Chris's Midterm Revision

Blog » Chris's Midterm Revision

Posted on 25 May 2013 03:09

Group Learning

Team-centric projects often constitute the majority of projects that one will encounter in the workplace. Having multiple people collaboratively work on the same project is often beneficial because team members can learn from each other’s work as well as split up larger projects into more manageable sections. Any major company will hold its own share of team building exercises to ensure that co-workers can effectively work and communicate together, as well as learn from each other.

Despite this emphasis in the workplace, it has come to my attention that group-focused learning is not stressed in academia. Rather, a student’s goal is often to think and work solely for himself, for he is the one that will receive the grade in the end. In fact, working collaboratively is even discouraged at times when there is a set limit on the number of each particular letter grade that will be distributed to students.

It is with this in mind that I will propose a method of reconciling this disparity by incorporating group oriented learning into the local school district’s curriculum. Obviously there are certain limitations on implementing this model when it comes to math and science classes; however, there are clearly places where collaborative learning can be implemented in the liberal arts. One such experience I had with a class that executed this strategy very well was a writing for engineers class that I took in my freshman year of college. Using that class as a model, I hope to show you an effective model of group-focused learning that could potentially be implemented into English classes throughout the district.

The class itself was centered around an online class wikidot page where we publicly posted and displayed our writing for the class. One of the most utilized features of the wiki page was the blog. The blog was the space in which we posted our writing responses to the specific writing prompts of the class. This in itself presented an interesting dynamic. What I noticed was that the original intentions of the individual writers were usually to elaborate upon a topic that was relatively specific to them. However, unlike most English classes in which students submit papers never to be seen by anyone else, posting to the blog turned every written document into public knowledge so that other members of the class could learn from their posts and also offer them constructive feedback through the comment system of the wiki. This conversion from private to public knowledge was one of the key factors in promoting the sense of teamwork and community in the class.

Another interesting component of the wiki was the reflective annotated bibliography. In this section of the wiki, students summarized and reflected upon the readings that we had done in class. When students wrote these entries, not only were they intending to enhance their own understanding of the documents, but they were also formatting their writing in a way that could be easily understood by their peers, as their audience was the rest of the class. It was through this kind of public display of knowledge and the idea of writing in order to enhance each other’s understanding that the class really began to take on the feel of a community striving to learn something from one another rather than a bunch of people each trying to just get a high grade with little regard for the rest of the class.
In addition, several of the major projects in the course were group projects that had to be completed in teams. This required the students to practice effective communication methods and think collectively, both of which will be necessary in the working world. There were also peer review sessions for almost every major assignment in which students were able to provide feedback on each other’s work. Not only did this help the students whose writing was being reviewed, but it also helped the students who were reviewing the writing in that they were able to learn from the writing of their peers.

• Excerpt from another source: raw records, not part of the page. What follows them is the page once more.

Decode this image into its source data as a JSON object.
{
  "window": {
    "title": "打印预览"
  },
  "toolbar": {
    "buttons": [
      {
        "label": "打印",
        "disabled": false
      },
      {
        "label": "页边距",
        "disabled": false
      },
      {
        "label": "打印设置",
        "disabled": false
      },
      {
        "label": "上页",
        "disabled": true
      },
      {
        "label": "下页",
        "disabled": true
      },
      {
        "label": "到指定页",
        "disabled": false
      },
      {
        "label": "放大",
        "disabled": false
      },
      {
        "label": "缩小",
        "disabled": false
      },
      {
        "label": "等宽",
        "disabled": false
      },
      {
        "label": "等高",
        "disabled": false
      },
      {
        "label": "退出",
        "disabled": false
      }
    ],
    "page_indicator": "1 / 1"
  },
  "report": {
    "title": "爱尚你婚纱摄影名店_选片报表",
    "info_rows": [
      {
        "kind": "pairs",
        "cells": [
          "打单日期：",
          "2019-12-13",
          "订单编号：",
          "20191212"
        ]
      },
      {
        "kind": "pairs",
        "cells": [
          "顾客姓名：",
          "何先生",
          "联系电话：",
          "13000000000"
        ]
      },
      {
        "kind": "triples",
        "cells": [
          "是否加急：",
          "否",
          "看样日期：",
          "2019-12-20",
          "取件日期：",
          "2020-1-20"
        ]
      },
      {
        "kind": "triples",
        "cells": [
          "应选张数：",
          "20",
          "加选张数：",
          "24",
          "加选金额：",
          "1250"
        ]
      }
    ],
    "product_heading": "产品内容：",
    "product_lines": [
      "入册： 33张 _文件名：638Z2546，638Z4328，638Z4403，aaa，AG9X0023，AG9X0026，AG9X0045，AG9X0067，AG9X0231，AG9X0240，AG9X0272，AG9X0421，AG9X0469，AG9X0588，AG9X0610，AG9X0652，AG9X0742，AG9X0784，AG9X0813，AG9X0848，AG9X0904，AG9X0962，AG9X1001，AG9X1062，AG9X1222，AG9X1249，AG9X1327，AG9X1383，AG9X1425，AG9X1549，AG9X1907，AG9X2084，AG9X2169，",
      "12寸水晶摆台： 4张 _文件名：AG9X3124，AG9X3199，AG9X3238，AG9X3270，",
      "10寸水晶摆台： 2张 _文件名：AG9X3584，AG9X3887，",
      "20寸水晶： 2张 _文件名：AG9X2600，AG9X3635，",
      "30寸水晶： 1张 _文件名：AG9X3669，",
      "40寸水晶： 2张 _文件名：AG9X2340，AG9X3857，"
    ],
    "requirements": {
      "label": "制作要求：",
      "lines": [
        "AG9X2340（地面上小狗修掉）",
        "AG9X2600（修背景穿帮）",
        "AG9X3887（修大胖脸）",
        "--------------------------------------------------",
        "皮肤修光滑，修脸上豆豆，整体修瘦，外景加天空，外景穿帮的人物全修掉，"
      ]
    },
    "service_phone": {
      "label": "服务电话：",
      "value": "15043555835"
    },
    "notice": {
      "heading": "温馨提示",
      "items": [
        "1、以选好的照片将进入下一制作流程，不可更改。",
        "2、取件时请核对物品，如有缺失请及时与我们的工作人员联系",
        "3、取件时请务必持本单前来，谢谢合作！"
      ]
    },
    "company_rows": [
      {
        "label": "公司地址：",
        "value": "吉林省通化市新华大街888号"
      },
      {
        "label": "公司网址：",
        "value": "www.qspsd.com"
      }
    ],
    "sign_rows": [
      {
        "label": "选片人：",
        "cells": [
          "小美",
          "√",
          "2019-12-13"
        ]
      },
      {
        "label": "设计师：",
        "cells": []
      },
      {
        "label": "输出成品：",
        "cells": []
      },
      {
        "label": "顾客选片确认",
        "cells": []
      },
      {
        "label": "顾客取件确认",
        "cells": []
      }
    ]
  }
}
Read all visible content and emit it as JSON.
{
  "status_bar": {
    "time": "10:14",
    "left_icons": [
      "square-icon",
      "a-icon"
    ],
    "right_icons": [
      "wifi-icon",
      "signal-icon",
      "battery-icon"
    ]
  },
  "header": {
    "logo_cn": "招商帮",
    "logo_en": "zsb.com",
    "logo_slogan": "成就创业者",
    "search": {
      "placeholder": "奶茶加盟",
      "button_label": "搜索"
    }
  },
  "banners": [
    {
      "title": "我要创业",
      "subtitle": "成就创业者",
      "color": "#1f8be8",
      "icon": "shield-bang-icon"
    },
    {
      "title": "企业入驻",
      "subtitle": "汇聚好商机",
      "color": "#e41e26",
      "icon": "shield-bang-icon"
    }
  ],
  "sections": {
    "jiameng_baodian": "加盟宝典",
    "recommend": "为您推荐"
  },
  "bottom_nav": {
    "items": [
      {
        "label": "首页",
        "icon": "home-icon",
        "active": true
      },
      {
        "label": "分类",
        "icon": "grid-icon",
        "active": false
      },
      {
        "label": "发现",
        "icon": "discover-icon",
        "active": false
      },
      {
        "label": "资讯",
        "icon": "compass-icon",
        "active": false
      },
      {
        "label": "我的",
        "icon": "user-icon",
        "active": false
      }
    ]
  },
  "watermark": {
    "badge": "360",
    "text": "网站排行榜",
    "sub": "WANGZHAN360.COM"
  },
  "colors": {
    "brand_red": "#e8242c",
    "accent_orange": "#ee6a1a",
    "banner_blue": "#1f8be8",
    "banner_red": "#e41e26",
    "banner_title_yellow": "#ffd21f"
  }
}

As you can see, the ways in which this class deviated from more traditional English classes changed the classroom dynamic from a collection of individual, solitary efforts to a more or less unified group effort. Therefore, I believe that implementing a similar approach to the one I have just described would have a positive effect on the well-roundedness of our education system and better prepare students for the working world.

Leave a comment

Add a New Comment
Unless otherwise stated, the content of this page is licensed under Creative Commons Attribution-ShareAlike 3.0 License